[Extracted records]
-*-
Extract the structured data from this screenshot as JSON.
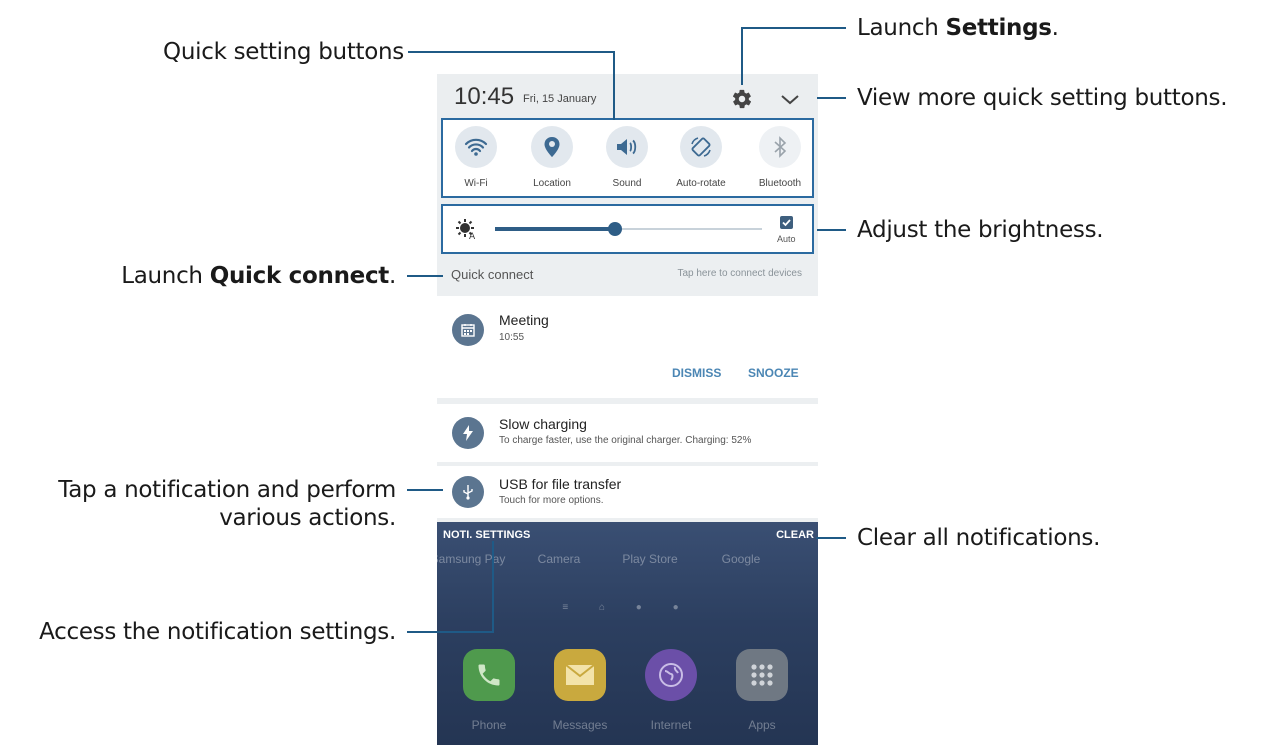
{
  "callouts": {
    "quick_setting_buttons": "Quick setting buttons",
    "launch_settings_prefix": "Launch ",
    "launch_settings_bold": "Settings",
    "launch_settings_suffix": ".",
    "view_more": "View more quick setting buttons.",
    "adjust_brightness": "Adjust the brightness.",
    "launch_qc_prefix": "Launch ",
    "launch_qc_bold": "Quick connect",
    "launch_qc_suffix": ".",
    "tap_notification_line1": "Tap a notification and perform",
    "tap_notification_line2": "various actions.",
    "clear_all": "Clear all notifications.",
    "access_settings": "Access the notification settings."
  },
  "status_bar": {
    "time": "10:45",
    "date": "Fri, 15 January",
    "settings_icon": "gear-icon",
    "expand_icon": "chevron-down-icon"
  },
  "quick_settings": [
    {
      "label": "Wi-Fi",
      "icon": "wifi-icon"
    },
    {
      "label": "Location",
      "icon": "location-pin-icon"
    },
    {
      "label": "Sound",
      "icon": "speaker-icon"
    },
    {
      "label": "Auto-rotate",
      "icon": "auto-rotate-icon"
    },
    {
      "label": "Bluetooth",
      "icon": "bluetooth-icon"
    }
  ],
  "brightness": {
    "level": 0.45,
    "auto_label": "Auto",
    "auto_checked": true
  },
  "quick_connect": {
    "label": "Quick connect",
    "hint": "Tap here to connect devices"
  },
  "notifications": [
    {
      "title": "Meeting",
      "text": "10:55",
      "icon": "calendar-icon",
      "actions": [
        "DISMISS",
        "SNOOZE"
      ]
    },
    {
      "title": "Slow charging",
      "text": "To charge faster, use the original charger. Charging: 52%",
      "icon": "lightning-icon"
    },
    {
      "title": "USB for file transfer",
      "text": "Touch for more options.",
      "icon": "usb-icon"
    }
  ],
  "panel_footer": {
    "noti_settings": "NOTI. SETTINGS",
    "clear": "CLEAR"
  },
  "home_screen": {
    "top_apps": [
      "Samsung Pay",
      "Camera",
      "Play Store",
      "Google"
    ],
    "dock_apps": [
      "Phone",
      "Messages",
      "Internet",
      "Apps"
    ]
  },
  "colors": {
    "accent": "#2b6aa0",
    "action_text": "#4b86b4",
    "icon_circle": "#5b7590"
  }
}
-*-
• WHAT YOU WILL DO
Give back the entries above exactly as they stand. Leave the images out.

• WRITTEN SOLUTION
Extract the structured data from this screenshot as JSON.
{
  "callouts": {
    "quick_setting_buttons": "Quick setting buttons",
    "launch_settings_prefix": "Launch ",
    "launch_settings_bold": "Settings",
    "launch_settings_suffix": ".",
    "view_more": "View more quick setting buttons.",
    "adjust_brightness": "Adjust the brightness.",
    "launch_qc_prefix": "Launch ",
    "launch_qc_bold": "Quick connect",
    "launch_qc_suffix": ".",
    "tap_notification_line1": "Tap a notification and perform",
    "tap_notification_line2": "various actions.",
    "clear_all": "Clear all notifications.",
    "access_settings": "Access the notification settings."
  },
  "status_bar": {
    "time": "10:45",
    "date": "Fri, 15 January",
    "settings_icon": "gear-icon",
    "expand_icon": "chevron-down-icon"
  },
  "quick_settings": [
    {
      "label": "Wi-Fi",
      "icon": "wifi-icon"
    },
    {
      "label": "Location",
      "icon": "location-pin-icon"
    },
    {
      "label": "Sound",
      "icon": "speaker-icon"
    },
    {
      "label": "Auto-rotate",
      "icon": "auto-rotate-icon"
    },
    {
      "label": "Bluetooth",
      "icon": "bluetooth-icon"
    }
  ],
  "brightness": {
    "level": 0.45,
    "auto_label": "Auto",
    "auto_checked": true
  },
  "quick_connect": {
    "label": "Quick connect",
    "hint": "Tap here to connect devices"
  },
  "notifications": [
    {
      "title": "Meeting",
      "text": "10:55",
      "icon": "calendar-icon",
      "actions": [
        "DISMISS",
        "SNOOZE"
      ]
    },
    {
      "title": "Slow charging",
      "text": "To charge faster, use the original charger. Charging: 52%",
      "icon": "lightning-icon"
    },
    {
      "title": "USB for file transfer",
      "text": "Touch for more options.",
      "icon": "usb-icon"
    }
  ],
  "panel_footer": {
    "noti_settings": "NOTI. SETTINGS",
    "clear": "CLEAR"
  },
  "home_screen": {
    "top_apps": [
      "Samsung Pay",
      "Camera",
      "Play Store",
      "Google"
    ],
    "dock_apps": [
      "Phone",
      "Messages",
      "Internet",
      "Apps"
    ]
  },
  "colors": {
    "accent": "#2b6aa0",
    "action_text": "#4b86b4",
    "icon_circle": "#5b7590"
  }
}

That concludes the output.